The Centre for Response-Based Practice out of Duncan B.C. and the Calgary Women’s Emergency Shelter, along with the City University of Seattle masters and counseling program are presenting a three-day conference at the University of Calgary on May 29–31. The conference, called In Dignity, will address domestic violence and will talk about how people respond to and resist violence. This conference is the first one to present ideas about response-based practice in Calgary.
Allan Wade co-founded the idea of response-based practice, along with Linda Coates and Nick Todd. Wade is a family therapist and researcher and works with couples and families who are facing adversity in the form of violence.
“Response-based practice stems from the observation that when people are badly treated or when they face adversity, they always respond in some kind of way to address the adversity, to resist the violence, to preserve and reassert their dignity,” said Wade. “When you see how people respond to and resist violence, you begin to see that many forms of violence are much more deliberate than is conventionally assumed. For example, offenders anticipate that the victim will resist and take steps to circumvent and suppress that resistance.”
Wade’s practice also focuses on understanding how society and professionals respond to acts of violence.
“There’s good research now that shows that the way in which professionals, friends and family respond to violence is probably the single best predictor of the level of victim distress,” said Wade.
Wade explained that the response of police, family counsellors, parents, siblings and others is an important factor in dealing with violence.
“We study how individuals respond to adversity and the social responses that they receive, so we work to align ourselves with people’s responses to adversity and also to try and improve the quality of social responses, right across the board, in professional settings,” said Wade. “Where most forms of counselling or therapy focus on how people are affected or impacted, we argue that that this focus leaves out a great deal, including how people respond to adversity and resist. Many of the forms of resistance are then misunderstood as deficits or pathologies or some other problem in the victim.”
To explain this view of the victim, Wade gave an example of an adult who survived sexual abuse as a child. The woman told Wade that she had always had the sense that she should have done more in regards to her abuse, but once she began looking at her experiences through response-based practice, she realized that she did do what she could do, which was an important difference for her.
Wade’s response-based practice and research also involves a comprehensive analysis of language, which will be an important part of the conference. He said that violent acts that are unilateral, meaning they involve one person acting against another, are often described as mutual, meaning they involved two people participating in the action.
“For example, violent actions, like wife assault, are unilateral actions by one person against the other. However, they are often described as mutual actions. Wife assault is often called a dispute or an argument. Well, a dispute or an argument is something that two people do together, an assault is something that one person does to another,” said Wade.

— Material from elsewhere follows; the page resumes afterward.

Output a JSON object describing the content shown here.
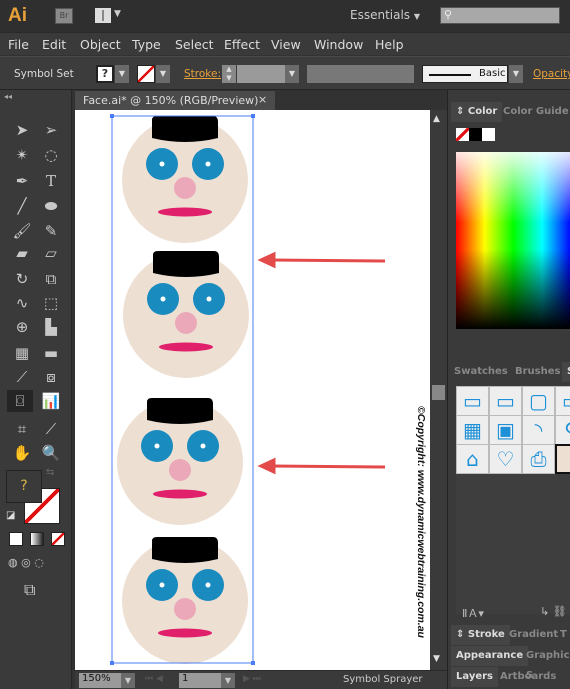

Wade will be talking about children’s resistance to violence at the conference. He has studied the portrayal of the sexual abuse of children.
“Even though consent law in Canada states that children 15 and under cannot consent to sex, they are still routinely described in criminal justice settings and psychological and psychiatric reports as participants in sexual behaviour,” said Wade. “We talk about the importance of certain types of grammar and how important it is to get clear and accurate descriptions.”
One of Wade’s presentations is about interviewing victims of interpersonal violence, which discusses the importance of accurate language.
Wade said that violence is often concealed by euphemisms, and as such, there are implications for every professional setting.
Gillian Weaver-Dunlop, who is the manager of men’s counselling services at the Calgary Women’s Emergency Shelter, will be presenting at the conference. One of her presentations is about interviewing men who have used violence and draws on how she uses response-based practice in her work.
“With victims of domestic violence, we pay attention to how they respond to being abused by their partners. We look at what they do to oppose, to stand up against, to resist any violence — whether it’s overt actions or covert actions that others might not see. Sometimes that can be even in the privacy of their own mind because it’s not safe for them to resist openly,” said Weaver-Dunlop.
She explained how victims of domestic violence are often described as being damaged or having deficiencies.
“We try to highlight a person’s agency in terms of how they have responded to acts of violence,” said Weaver-Dunlop. “There is a new energy that comes into the room when we talk about how they resisted, how they responded and what did they do in the face of oppression, degradation and abuse.”
She also uses this approach when working with perpetrators of violence. She explained how perpetrators talk in the “language of effects,” meaning they see their actions as the effect of something else — for example, having an abusive childhood, being drunk or the result of a mental illness.
“It is our perspective that they made a choice by responding in an abusive way, and in our experience, men are usually not okay with having done that. We try to focus on choice and volition in their actions. We focus on their responses rather than seeing their violence as an effect of something else,” said Weaver-Dunlop.
The conference is expecting about 175–200 people. Susan Smed, an organizer of the conference, said they are currently trying to get the word out to their target audience
“We prefer to have people who can really benefit in their work,” said Smed.
The Centre for Response-Based Practice and the Calgary Women’s Emergency Shelter hope to target people who either work in family counselling, domestic violence, police work, education or institutions such as courts.
They are also trying to reach out to the Aboriginal community. However, people who are interested that don’t specifically work in counselling are welcome, because the practice can help everyone see violent acts differently.